_Directions for this task_. Which lines below hold the word "true"? Report each one.
· · · · · · ·
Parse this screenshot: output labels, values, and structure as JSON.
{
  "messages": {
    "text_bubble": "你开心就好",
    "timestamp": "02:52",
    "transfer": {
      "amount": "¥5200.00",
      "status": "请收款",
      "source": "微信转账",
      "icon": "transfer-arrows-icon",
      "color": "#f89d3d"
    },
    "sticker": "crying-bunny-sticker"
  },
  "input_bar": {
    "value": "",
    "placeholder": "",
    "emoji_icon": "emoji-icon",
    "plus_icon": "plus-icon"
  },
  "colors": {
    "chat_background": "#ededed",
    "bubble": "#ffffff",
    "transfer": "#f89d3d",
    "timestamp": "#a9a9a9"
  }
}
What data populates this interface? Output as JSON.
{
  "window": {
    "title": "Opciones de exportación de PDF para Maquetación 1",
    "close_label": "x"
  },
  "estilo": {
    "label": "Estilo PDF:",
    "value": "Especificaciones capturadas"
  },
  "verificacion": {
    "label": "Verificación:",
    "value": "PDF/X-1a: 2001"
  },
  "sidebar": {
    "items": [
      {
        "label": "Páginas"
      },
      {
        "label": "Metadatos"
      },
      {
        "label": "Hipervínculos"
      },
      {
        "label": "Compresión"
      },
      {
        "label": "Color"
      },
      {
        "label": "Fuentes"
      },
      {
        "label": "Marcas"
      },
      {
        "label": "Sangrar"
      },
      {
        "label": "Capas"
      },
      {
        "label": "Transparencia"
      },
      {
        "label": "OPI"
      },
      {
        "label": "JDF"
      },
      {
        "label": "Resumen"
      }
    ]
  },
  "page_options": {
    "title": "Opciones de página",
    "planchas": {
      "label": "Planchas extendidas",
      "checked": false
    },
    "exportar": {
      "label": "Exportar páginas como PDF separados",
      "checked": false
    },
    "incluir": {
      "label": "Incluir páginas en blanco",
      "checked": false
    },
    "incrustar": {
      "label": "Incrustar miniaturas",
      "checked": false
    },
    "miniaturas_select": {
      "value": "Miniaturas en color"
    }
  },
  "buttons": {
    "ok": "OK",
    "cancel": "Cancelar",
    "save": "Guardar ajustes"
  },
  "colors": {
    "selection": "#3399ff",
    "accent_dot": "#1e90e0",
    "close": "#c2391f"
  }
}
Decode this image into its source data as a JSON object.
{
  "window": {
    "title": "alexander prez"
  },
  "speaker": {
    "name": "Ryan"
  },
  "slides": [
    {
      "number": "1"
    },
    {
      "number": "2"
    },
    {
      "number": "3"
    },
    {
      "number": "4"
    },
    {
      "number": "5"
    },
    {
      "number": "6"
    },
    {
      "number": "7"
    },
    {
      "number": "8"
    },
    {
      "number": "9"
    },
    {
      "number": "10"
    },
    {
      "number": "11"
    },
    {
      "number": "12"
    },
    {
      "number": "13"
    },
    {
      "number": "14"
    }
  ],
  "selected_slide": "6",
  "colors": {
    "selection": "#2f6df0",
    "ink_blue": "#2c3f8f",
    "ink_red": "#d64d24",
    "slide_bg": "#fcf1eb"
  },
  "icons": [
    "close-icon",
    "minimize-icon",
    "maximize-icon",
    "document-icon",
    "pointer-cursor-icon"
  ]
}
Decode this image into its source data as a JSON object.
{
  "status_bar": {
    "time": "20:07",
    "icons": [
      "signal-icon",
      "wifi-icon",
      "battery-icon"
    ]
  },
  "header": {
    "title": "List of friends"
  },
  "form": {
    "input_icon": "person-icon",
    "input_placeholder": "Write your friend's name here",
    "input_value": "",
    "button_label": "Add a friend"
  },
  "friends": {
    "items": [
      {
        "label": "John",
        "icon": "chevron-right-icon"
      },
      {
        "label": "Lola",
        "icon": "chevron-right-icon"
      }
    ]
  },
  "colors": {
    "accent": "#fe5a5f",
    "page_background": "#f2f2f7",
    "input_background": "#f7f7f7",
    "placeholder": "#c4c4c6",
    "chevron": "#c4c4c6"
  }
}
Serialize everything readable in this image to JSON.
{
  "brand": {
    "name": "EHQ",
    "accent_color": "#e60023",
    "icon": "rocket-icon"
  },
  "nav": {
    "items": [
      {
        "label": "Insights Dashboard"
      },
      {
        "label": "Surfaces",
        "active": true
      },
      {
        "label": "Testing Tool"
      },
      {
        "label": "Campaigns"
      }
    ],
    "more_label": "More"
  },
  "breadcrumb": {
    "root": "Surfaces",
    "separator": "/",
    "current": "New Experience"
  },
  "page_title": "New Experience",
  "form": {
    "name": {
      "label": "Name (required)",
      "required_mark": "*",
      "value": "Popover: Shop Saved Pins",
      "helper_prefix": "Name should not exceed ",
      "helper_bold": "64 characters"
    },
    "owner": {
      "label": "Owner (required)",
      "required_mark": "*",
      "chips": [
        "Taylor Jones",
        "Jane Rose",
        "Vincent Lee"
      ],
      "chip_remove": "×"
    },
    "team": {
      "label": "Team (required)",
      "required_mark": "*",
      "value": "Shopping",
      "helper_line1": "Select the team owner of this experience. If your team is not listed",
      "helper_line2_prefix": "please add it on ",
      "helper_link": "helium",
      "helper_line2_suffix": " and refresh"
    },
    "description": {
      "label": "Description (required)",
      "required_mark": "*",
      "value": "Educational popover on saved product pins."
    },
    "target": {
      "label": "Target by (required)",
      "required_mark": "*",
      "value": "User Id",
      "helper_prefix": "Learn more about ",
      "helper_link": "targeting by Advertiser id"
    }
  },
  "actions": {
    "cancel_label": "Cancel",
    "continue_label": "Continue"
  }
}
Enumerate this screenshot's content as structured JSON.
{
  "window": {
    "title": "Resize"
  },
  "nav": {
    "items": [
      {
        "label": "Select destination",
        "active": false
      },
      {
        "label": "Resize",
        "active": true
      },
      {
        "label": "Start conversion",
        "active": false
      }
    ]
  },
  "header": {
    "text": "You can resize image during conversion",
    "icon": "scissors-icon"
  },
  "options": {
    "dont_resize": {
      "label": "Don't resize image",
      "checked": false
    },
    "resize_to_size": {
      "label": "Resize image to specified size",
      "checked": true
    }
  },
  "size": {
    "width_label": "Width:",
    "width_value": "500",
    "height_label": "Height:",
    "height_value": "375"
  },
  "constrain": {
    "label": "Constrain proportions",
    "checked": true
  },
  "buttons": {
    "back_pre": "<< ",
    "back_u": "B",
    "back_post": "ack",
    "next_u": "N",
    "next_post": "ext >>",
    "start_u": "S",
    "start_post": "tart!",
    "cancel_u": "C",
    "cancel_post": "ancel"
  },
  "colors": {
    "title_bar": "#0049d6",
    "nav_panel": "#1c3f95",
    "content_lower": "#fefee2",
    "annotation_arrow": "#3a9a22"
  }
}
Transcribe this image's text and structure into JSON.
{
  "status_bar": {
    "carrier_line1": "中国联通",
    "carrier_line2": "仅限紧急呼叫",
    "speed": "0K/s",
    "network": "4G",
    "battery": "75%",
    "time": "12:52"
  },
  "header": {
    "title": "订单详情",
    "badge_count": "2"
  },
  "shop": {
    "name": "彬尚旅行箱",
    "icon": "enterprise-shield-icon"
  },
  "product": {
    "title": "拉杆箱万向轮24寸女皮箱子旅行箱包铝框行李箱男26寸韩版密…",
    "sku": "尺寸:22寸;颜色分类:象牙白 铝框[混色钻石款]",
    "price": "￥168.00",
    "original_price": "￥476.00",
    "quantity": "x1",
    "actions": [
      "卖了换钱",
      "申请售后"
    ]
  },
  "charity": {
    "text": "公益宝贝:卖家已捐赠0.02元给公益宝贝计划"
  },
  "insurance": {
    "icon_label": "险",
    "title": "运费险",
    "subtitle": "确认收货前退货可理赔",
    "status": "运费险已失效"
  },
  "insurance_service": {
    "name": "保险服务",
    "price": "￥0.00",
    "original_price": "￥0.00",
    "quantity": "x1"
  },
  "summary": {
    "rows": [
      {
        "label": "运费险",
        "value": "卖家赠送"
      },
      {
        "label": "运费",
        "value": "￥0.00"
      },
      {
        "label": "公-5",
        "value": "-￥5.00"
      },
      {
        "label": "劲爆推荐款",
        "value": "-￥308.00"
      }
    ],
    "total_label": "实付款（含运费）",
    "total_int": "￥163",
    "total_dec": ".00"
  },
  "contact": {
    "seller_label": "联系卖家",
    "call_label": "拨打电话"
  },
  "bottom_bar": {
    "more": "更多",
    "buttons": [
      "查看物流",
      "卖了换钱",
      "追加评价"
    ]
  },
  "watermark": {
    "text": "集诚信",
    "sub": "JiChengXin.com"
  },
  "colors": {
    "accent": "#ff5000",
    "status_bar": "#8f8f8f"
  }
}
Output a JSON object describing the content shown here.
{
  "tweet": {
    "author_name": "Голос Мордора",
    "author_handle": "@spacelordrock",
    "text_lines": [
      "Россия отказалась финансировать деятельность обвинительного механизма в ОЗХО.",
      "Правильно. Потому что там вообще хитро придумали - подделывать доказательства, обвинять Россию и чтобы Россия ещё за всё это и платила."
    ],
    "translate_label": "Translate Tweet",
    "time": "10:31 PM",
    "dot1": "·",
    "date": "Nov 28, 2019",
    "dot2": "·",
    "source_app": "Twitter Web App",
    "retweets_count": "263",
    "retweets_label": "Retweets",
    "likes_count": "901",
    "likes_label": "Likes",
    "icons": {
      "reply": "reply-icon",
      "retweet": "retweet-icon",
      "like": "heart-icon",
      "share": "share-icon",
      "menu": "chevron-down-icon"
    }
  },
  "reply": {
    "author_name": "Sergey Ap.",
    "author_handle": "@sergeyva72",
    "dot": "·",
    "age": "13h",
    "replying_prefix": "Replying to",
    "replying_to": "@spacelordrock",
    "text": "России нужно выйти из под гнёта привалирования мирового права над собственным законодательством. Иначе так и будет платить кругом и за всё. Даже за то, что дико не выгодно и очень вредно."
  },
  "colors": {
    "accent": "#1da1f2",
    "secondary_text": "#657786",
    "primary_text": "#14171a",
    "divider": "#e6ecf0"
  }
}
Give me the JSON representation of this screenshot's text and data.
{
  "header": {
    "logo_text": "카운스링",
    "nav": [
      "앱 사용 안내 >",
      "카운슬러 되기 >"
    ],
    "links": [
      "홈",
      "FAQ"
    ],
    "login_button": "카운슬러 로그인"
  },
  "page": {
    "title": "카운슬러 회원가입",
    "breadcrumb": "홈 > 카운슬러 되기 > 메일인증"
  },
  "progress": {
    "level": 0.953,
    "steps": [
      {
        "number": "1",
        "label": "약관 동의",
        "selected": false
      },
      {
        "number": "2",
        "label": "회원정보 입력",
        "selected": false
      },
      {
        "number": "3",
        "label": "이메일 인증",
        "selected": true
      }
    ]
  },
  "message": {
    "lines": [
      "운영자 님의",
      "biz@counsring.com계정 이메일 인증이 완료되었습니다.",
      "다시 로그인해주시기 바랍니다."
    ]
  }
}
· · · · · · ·
_Solved problem_.
        "active": true
        "active": true
      "checked": true
    "checked": true
        "selected": true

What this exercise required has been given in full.